They just look like sore losers.  And they are.


* As I recall the story, Bess and Mamie hit it off famously when the two couples met for the obligatory coffee at the White House before heading up Pennsylvania Avenue, and that was part of what thawed Truman out.

** Or, in Obama’s case, the incompetent.

*** Hmm.  Where have I heard that before? (If you’re not a Scottish Rite Mason in the NMJ, you probably won’t know.)

**** Say…

***** I think they should be chosen by the legislatures.  But I think senators ought to be chosen that way, too, the way God and the Framers intended, and not the way the ridiculous 17th Amendment changed things in 1913.

Comment on Facebook

Legacies are more lasting than holidays.

I just ran across a discussion regarding how the rednecks down in the holler don’t care much for MLK Day and the person who started the discussion believes they’d get violent if it were called that, so they call it a teachers’ in-service day instead.

And I nearly posted this:

Dr. King’s legacy is all around us. The day itself is basically unimportant so long as we understand and apply the principles that he taught. Becoming upset over a small number of small minds who choose to ignore that doesn’t advance his legacy at all.

After some thought, I decided they’d just tell me to check my white privilege, so I said fuck it.

But this is why we still have racism — on both sides.  Dr. King would be sad.  If I can say so without having to check my fucking privilege.

Comment on Facebook

15 years

Dad’s been gone 15 years tonight.

That’s a long damn time.  Hard to believe.

I still miss the old man, but not in the I-can’t-breathe way it used to hit me.  We do move on; but we are still the sum of those who brought us into the world and taught us the way to go.

Ave atque vale, pater meus, requiescat in pace.


A thought

Have you noticed that the only presidential assassins and would-be assassins in our history have been men (or women) of the Left?

I frankly held my breath for eight years waiting for some idiot to take a shot at Obama.  That no one did is strongly indicative of the patience and maturity of the Right — or at the very least, the sure and certain knowledge that something like that would have been the end of the Second Amendment, and the beginning of the Third War for American Independence.*  Or the Second Civil War, anyway.

The joke was that Biden was Obama’s insurance against impeachment or assassination.  I don’t think so.  For the former, it would never have flown to impeach him.  For the latter, the Right wasn’t about to give the Left that opening — because anyone with any sense knew that would be the end of the Republic.**

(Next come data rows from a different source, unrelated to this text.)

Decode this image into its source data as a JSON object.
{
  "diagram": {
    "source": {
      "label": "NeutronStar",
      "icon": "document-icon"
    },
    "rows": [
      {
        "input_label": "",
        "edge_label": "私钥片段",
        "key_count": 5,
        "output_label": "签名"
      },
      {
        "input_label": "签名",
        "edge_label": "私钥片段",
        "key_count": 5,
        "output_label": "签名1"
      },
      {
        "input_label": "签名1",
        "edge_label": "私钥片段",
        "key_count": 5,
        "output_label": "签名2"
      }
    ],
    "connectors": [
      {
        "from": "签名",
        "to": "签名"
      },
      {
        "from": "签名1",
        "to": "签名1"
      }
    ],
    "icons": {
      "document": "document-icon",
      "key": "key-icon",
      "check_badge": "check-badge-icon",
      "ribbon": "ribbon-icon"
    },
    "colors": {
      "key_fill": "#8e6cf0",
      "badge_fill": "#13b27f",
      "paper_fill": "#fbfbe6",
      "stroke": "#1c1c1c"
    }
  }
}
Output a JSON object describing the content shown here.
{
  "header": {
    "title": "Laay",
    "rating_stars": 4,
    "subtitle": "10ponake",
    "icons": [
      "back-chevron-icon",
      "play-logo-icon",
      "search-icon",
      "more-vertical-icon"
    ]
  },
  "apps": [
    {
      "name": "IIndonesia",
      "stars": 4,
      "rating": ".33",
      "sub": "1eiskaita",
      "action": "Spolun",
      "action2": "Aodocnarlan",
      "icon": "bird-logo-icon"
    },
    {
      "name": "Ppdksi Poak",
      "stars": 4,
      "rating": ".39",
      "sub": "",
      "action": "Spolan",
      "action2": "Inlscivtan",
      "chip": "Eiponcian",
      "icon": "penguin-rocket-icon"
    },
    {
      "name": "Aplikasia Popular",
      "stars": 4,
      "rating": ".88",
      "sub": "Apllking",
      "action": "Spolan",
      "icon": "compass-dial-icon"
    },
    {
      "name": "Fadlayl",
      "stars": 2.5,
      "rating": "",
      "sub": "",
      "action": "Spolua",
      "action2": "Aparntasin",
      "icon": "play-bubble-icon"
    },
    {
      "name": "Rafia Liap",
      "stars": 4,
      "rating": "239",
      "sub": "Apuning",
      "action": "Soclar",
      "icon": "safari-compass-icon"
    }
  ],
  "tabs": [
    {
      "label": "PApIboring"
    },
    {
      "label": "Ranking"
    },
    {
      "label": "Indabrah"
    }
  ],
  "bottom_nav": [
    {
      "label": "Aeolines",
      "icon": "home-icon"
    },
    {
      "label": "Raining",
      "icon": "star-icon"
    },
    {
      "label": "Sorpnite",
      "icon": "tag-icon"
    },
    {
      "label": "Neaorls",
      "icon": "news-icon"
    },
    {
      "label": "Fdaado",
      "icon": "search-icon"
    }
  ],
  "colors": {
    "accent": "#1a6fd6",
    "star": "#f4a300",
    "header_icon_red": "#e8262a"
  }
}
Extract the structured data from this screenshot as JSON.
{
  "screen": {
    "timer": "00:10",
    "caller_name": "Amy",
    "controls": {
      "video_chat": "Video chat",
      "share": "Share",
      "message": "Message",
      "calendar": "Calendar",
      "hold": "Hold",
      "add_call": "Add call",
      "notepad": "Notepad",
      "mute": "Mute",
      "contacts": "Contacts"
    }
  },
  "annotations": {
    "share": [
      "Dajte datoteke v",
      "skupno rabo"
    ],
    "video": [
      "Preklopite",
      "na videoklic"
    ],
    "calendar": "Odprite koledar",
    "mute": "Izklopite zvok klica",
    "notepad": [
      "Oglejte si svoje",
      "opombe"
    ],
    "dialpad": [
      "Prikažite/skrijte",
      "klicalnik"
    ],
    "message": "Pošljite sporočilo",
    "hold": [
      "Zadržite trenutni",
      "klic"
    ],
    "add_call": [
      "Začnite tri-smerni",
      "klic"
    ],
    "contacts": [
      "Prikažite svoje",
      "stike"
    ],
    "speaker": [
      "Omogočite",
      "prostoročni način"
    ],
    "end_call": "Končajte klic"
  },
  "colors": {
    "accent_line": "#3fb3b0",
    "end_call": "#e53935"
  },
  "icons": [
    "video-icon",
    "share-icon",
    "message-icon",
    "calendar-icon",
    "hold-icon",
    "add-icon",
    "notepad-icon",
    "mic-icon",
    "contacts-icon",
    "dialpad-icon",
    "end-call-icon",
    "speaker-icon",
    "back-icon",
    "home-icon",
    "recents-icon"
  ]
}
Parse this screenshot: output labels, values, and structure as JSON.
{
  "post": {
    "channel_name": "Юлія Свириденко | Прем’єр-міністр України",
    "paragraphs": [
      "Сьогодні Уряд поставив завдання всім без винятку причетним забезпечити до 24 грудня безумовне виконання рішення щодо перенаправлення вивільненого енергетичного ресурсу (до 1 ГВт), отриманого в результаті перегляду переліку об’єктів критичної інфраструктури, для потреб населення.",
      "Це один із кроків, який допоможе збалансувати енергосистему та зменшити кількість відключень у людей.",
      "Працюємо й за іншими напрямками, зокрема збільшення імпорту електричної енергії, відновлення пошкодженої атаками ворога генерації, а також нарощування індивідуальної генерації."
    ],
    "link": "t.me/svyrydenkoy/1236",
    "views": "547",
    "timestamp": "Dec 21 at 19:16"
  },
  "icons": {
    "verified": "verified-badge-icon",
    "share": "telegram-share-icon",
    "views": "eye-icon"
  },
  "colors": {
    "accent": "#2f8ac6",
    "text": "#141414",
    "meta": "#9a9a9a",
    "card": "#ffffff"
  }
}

Personally, I don’t expect the Left to keep its powder dry for the next four years.  I hope like hell I’m wrong.


* The Second, of course, being the War of 1812.

** Which may be over anyway, but one can always hope for a Constitutional Renaissance.

Comment on Facebook

Older posts «

» Newer posts